It was only with the twin star wattage of Mortensen and Dunst that Amini was able to get financial backing from even an independent studio; the last straw was the casting of Isaac, who’s officially hot after his crooning turn in Inside Llewyn Davis and subsequent casting in the upcoming Star Wars franchise. Whilst this heat is transmitted to the screen in the form of a swelteringly sleazy travelogue of the Aegean sea, this rather flat and formless film lacks the crucial ingredient of flair. It is a handsomely mounted triangle of psychologically sourced deceit and misdirection, and the film simmers with a metaphorical sense of archeological locations, but for a sensuous thriller the film is more a overcast siesta than a blazing barbecue. Clearly, Amini’s intent is to ape the mood and pacing of the European arthouse thrillers of the 1960s, with their abject refusal to divert to action-paced editing or cinematic thrills and chills. An admirable restraint, perhaps, but the void left in this ideological wake provokes little sense of dramatic grip or any character-controlled psychic intrigue, as the cat-and-mouse narrative cruises along at a monotone pace.
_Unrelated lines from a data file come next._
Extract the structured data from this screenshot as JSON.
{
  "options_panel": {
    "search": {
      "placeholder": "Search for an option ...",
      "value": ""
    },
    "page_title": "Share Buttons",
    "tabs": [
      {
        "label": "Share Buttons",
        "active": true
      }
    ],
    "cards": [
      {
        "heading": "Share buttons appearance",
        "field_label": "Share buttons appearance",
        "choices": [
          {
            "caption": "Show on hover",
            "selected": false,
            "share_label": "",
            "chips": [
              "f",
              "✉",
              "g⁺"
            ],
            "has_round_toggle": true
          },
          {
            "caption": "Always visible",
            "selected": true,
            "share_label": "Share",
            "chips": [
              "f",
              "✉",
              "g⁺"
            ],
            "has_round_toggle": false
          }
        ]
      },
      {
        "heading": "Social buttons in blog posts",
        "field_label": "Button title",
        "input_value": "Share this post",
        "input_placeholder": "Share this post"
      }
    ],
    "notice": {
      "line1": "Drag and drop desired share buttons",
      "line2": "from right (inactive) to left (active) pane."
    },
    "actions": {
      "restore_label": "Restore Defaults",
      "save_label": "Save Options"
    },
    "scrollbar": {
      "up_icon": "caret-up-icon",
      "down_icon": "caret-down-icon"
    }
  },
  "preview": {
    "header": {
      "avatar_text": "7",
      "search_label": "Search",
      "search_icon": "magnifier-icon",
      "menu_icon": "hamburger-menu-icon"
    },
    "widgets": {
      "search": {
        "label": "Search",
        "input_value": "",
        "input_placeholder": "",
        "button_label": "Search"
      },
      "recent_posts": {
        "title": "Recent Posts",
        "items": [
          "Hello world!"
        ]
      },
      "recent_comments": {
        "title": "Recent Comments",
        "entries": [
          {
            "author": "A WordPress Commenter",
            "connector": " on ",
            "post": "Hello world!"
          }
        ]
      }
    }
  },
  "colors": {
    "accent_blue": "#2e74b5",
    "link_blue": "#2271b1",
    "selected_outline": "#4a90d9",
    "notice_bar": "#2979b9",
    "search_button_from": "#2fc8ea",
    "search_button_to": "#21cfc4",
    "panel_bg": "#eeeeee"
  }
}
Dunst feels sorely underwritten as a cipher for the men to battle over rather than having independent agency, as a crucial scene flags up queries of complicity and indoctrinated involvement which the remainder of the film proceeds to squander. The direction itself is flat and ultimately parses the drama to the domestic when it should soar to the mythic, although Mortensen’s and Isaac’s intrinsic charisma levers some fascination with the characters’ inevitably spiraling fates. This pedestrian take on The Two Faces Of January won’t  prompt youto  look both ways for safety when exiting the cinema, as a screenwriter as talented as Hossien needs to be looking forward to his next project, pronto.

— John McEntee